(C) the AIC plan included in the head contract at effective date, and
(D) the AIC plan, which the department has previously advised was to be publicly released in the first quarter of 2020.
The government agrees with the Department of Defence that the release of the unredacted document is commercially sensitive. The government agrees also that the provision of the requested documents would adversely impact on the ability of Defence to achieve value for money across the shipbuilding program and meet Australia's broader strategic objectives. The draft tendered plan cited in this motion includes commercial-in-confidence information which encompasses proprietary information, arrangements with other parties, sensitive financial data and commercial strategies that could impact the competitiveness of companies. The disclosure of information also impacts the government's ability to effectively negotiate AIC arrangements as well as multiple Australian businesses and suppliers who would have no chance to control or object to the public release.

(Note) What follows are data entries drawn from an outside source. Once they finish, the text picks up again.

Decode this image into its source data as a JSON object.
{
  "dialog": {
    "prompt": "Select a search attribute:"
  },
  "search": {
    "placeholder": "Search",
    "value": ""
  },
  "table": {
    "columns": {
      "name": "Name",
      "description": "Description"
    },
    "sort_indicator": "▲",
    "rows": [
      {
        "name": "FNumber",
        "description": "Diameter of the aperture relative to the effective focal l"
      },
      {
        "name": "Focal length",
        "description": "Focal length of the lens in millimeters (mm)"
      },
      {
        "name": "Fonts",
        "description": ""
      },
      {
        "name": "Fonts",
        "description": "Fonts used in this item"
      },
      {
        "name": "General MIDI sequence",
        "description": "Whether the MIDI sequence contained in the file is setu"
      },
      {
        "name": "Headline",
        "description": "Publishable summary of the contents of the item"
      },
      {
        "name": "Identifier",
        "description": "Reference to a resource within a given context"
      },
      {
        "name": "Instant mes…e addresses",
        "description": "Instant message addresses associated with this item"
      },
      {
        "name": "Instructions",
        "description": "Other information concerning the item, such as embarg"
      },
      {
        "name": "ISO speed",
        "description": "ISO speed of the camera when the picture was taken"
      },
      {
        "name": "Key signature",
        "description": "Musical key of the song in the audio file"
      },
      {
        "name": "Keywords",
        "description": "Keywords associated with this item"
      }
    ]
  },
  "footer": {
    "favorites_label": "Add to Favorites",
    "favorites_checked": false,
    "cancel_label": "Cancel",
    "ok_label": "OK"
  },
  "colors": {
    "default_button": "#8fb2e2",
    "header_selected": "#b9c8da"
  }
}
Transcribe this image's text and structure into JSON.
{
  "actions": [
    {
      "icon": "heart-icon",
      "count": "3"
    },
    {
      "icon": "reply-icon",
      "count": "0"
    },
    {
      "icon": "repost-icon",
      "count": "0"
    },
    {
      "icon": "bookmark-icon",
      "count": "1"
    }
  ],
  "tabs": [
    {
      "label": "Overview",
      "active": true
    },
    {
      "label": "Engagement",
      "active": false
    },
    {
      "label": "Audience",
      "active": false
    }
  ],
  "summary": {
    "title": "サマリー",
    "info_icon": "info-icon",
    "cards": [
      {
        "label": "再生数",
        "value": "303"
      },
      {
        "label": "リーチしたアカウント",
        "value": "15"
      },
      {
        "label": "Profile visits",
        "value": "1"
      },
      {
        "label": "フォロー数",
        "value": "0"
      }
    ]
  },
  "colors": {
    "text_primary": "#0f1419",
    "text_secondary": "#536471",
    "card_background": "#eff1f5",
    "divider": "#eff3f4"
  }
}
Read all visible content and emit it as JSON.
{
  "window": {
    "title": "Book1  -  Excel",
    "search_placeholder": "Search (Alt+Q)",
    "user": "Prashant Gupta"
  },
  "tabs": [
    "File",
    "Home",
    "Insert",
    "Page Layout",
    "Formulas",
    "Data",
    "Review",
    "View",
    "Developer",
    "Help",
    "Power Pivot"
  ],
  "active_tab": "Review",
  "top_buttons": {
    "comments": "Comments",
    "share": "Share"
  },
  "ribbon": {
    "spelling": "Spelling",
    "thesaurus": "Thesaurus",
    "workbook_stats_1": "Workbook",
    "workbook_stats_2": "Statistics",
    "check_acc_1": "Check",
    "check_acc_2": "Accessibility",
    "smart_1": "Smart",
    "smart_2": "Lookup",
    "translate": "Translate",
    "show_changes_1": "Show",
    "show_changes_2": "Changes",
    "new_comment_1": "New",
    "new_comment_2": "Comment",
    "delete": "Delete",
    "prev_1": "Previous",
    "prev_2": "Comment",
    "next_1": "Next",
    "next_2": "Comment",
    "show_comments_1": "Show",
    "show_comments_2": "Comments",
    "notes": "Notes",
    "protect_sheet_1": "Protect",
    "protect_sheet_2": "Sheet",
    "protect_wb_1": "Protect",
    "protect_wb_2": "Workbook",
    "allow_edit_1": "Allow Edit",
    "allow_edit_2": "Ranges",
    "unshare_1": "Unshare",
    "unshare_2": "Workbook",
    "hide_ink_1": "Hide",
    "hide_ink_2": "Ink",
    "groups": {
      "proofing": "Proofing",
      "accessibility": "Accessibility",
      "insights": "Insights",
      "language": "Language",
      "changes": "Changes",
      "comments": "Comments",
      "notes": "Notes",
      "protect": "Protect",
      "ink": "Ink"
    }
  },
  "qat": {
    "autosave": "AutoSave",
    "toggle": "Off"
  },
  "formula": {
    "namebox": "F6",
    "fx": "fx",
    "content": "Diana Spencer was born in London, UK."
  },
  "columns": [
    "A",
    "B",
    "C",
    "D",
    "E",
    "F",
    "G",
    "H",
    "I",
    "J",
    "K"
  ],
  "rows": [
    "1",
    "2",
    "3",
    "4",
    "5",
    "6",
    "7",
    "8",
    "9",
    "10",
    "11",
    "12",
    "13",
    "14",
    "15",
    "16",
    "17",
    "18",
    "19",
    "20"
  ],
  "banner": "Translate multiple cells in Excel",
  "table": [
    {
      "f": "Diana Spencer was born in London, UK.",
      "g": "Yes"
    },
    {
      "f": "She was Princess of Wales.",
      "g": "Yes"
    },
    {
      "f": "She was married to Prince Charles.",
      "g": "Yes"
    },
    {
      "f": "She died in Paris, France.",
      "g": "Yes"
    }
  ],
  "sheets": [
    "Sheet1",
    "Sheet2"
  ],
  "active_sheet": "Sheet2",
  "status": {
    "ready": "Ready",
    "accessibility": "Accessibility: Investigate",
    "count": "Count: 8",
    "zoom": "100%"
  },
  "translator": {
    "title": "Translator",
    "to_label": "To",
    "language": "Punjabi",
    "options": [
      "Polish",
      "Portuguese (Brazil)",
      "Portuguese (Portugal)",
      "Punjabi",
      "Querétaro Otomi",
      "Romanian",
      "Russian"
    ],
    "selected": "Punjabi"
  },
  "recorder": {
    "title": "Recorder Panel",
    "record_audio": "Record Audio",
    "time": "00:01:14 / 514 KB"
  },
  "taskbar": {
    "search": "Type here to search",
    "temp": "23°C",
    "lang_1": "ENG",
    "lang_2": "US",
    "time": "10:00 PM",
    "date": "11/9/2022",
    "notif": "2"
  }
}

This OPD calls for documents which are critical to the committee conducting its business—that is, to examine the naval shipbuilding program from the Australian industry content perspective. We've got to a point in time now where the government is denying the Senate basic information that is to do with commercial arrangements agreed to by companies in order to win a procurement contract. The government is now seeking to expand its confidentiality over just about anything, as long as it might have come from a company. This is really important material, it goes to the Australian industry content that was promised by these companies at contract, and the Senate has a right to look at these documents and make sure that these companies and Defence are holding them to account in relation to their promises.
Question agreed to.